Senior citizen Uma Lohtia celebrates 100 years of Delhi as India's Capital with an art show
Delhi fascinates many but few go to the extent of painting it. Seventy-seven-year-old Delhi resident Uma Lohtia is an exception. Such is the influence of the city on her that she has rolled out a series of paintings to mark 100 years of Delhi as India's Capital. Lohtia is all set to display her art works at the India Habitat Centre from next week. She has named her maiden show “The Living Legions of Delhi”, a tribute to its monuments and their rich architecture.
“Every monument has its own story to tell which makes it even more interesting. My paintings are a revival of history. I have painted those monuments which have survived for many years,” says Lohtia. To paint them, she recalls setting out all by herself to places like the Lodi Gardens, Humayun's tomb and Jama Masjid and select the angles. “I picked a few books on Delhi monuments and went to see each area on my own. I painted a side view of Lodi Gardens. I have done an angle of Humayun's tomb, painted Isa khan's tomb with the broken door and Diwan-e-Khas with dancers performing in it.”
To add life to her paintings, Lohtia has added royal elephants, girls dancing in vivid red and green ghagras, Indian drummers playing in front of them. “It must have been like this in the olden days,” she says. Other than that, her pieces of art are as real as her subjects. “If there is a brick in my view, I have painted it. If the stones are broken somewhere, they are as it is in my paintings too.”
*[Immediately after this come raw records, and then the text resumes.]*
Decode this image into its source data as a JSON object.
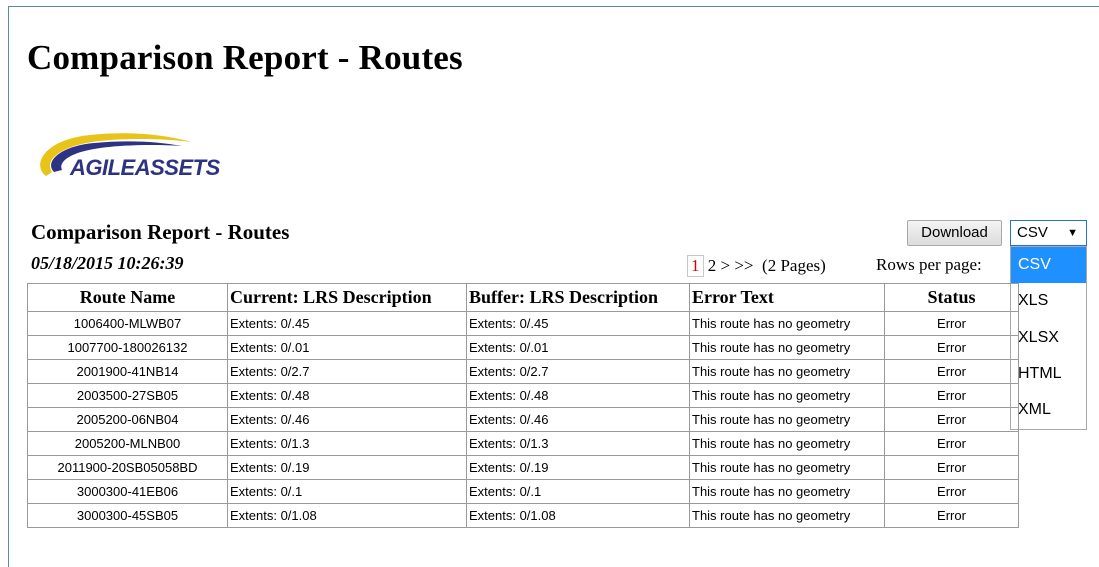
{
  "page": {
    "title": "Comparison Report - Routes"
  },
  "logo": {
    "text": "AGILEASSETS"
  },
  "report": {
    "title": "Comparison Report - Routes",
    "date": "05/18/2015 10:26:39"
  },
  "toolbar": {
    "download_label": "Download",
    "format_selected": "CSV",
    "format_options": [
      "CSV",
      "XLS",
      "XLSX",
      "HTML",
      "XML"
    ]
  },
  "pagination": {
    "current": "1",
    "next_page": "2",
    "next": ">",
    "last": ">>",
    "summary": "(2 Pages)",
    "rows_per_page_label": "Rows per page:"
  },
  "table": {
    "headers": [
      "Route Name",
      "Current: LRS Description",
      "Buffer: LRS Description",
      "Error Text",
      "Status"
    ],
    "rows": [
      [
        "1006400-MLWB07",
        "Extents: 0/.45",
        "Extents: 0/.45",
        "This route has no geometry",
        "Error"
      ],
      [
        "1007700-180026132",
        "Extents: 0/.01",
        "Extents: 0/.01",
        "This route has no geometry",
        "Error"
      ],
      [
        "2001900-41NB14",
        "Extents: 0/2.7",
        "Extents: 0/2.7",
        "This route has no geometry",
        "Error"
      ],
      [
        "2003500-27SB05",
        "Extents: 0/.48",
        "Extents: 0/.48",
        "This route has no geometry",
        "Error"
      ],
      [
        "2005200-06NB04",
        "Extents: 0/.46",
        "Extents: 0/.46",
        "This route has no geometry",
        "Error"
      ],
      [
        "2005200-MLNB00",
        "Extents: 0/1.3",
        "Extents: 0/1.3",
        "This route has no geometry",
        "Error"
      ],
      [
        "2011900-20SB05058BD",
        "Extents: 0/.19",
        "Extents: 0/.19",
        "This route has no geometry",
        "Error"
      ],
      [
        "3000300-41EB06",
        "Extents: 0/.1",
        "Extents: 0/.1",
        "This route has no geometry",
        "Error"
      ],
      [
        "3000300-45SB05",
        "Extents: 0/1.08",
        "Extents: 0/1.08",
        "This route has no geometry",
        "Error"
      ]
    ]
  }
}
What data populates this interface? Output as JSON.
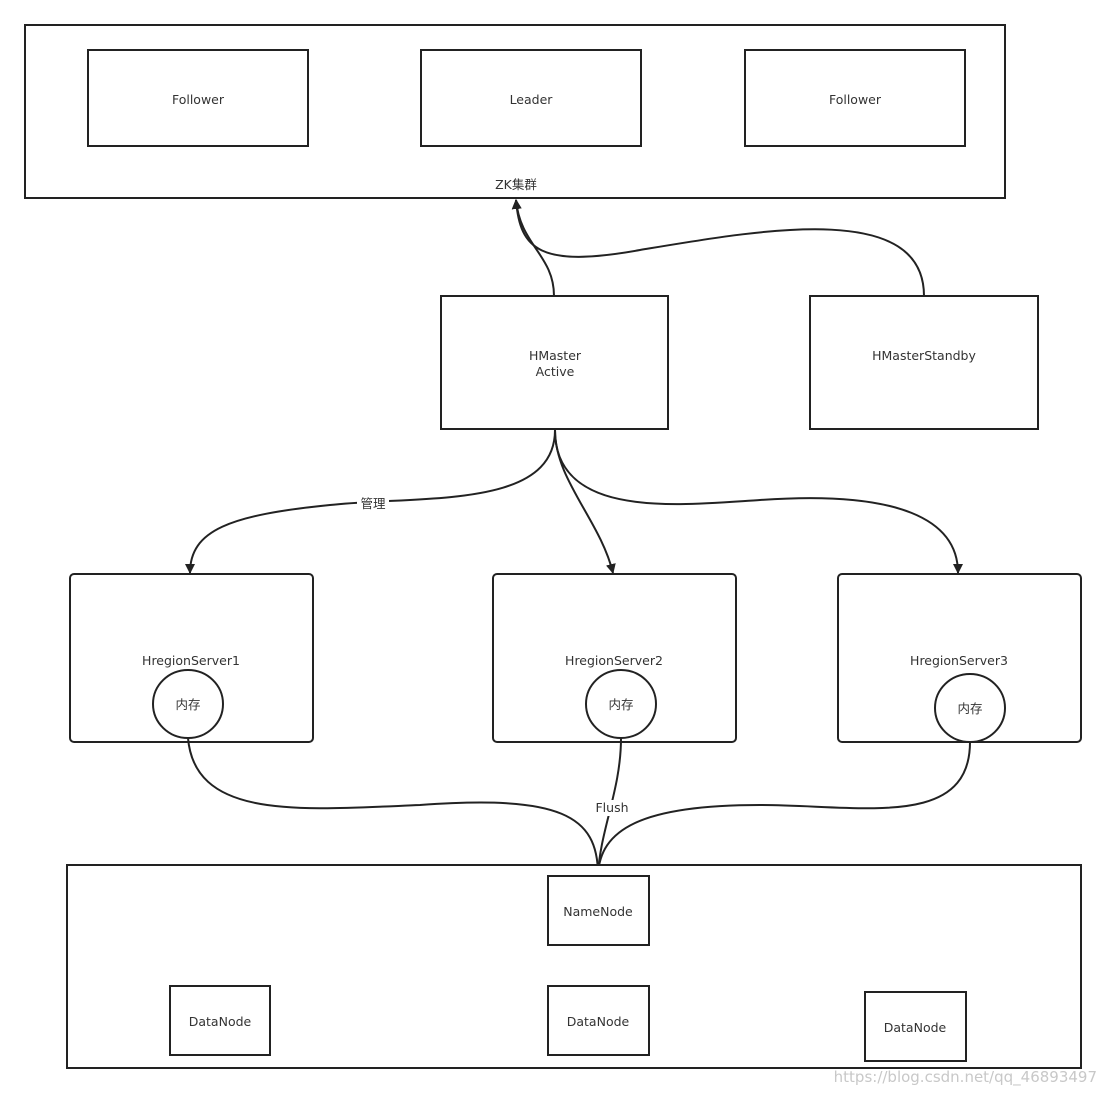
{
  "zk_cluster": {
    "label": "ZK集群",
    "nodes": [
      "Follower",
      "Leader",
      "Follower"
    ]
  },
  "hmaster": {
    "line1": "HMaster",
    "line2": "Active"
  },
  "hmaster_standby": {
    "label": "HMasterStandby"
  },
  "manage_label": "管理",
  "region_servers": [
    {
      "label": "HregionServer1",
      "memory": "内存"
    },
    {
      "label": "HregionServer2",
      "memory": "内存"
    },
    {
      "label": "HregionServer3",
      "memory": "内存"
    }
  ],
  "flush_label": "Flush",
  "hdfs": {
    "namenode": "NameNode",
    "datanodes": [
      "DataNode",
      "DataNode",
      "DataNode"
    ]
  },
  "watermark": "https://blog.csdn.net/qq_46893497"
}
“The Living Legions of Delhi” includes 30 paintings of Delhi's monuments. Lohtia says she had a lot of difficulty finding a venue to exhibit her works. “V. Mohini Giri, the chairperson of the Guild of Service, was very happy to see a woman of my age pursuing her interest, she helped me find the venue.”
Lohtia, a former student of Lady Irwin College, draws her inspiration from “anything natural and pretty”. “I like to paint old style, something that has meaning,” she says.
She took to painting at the age of 60, when she visited her daughter in the U.S. “I did not have a lot to do there. She encouraged me to paint and I started with a couple of paintings for her house.” After her return, she painted on and off, but a few years later, she closed down her textile business and decided follow her passion.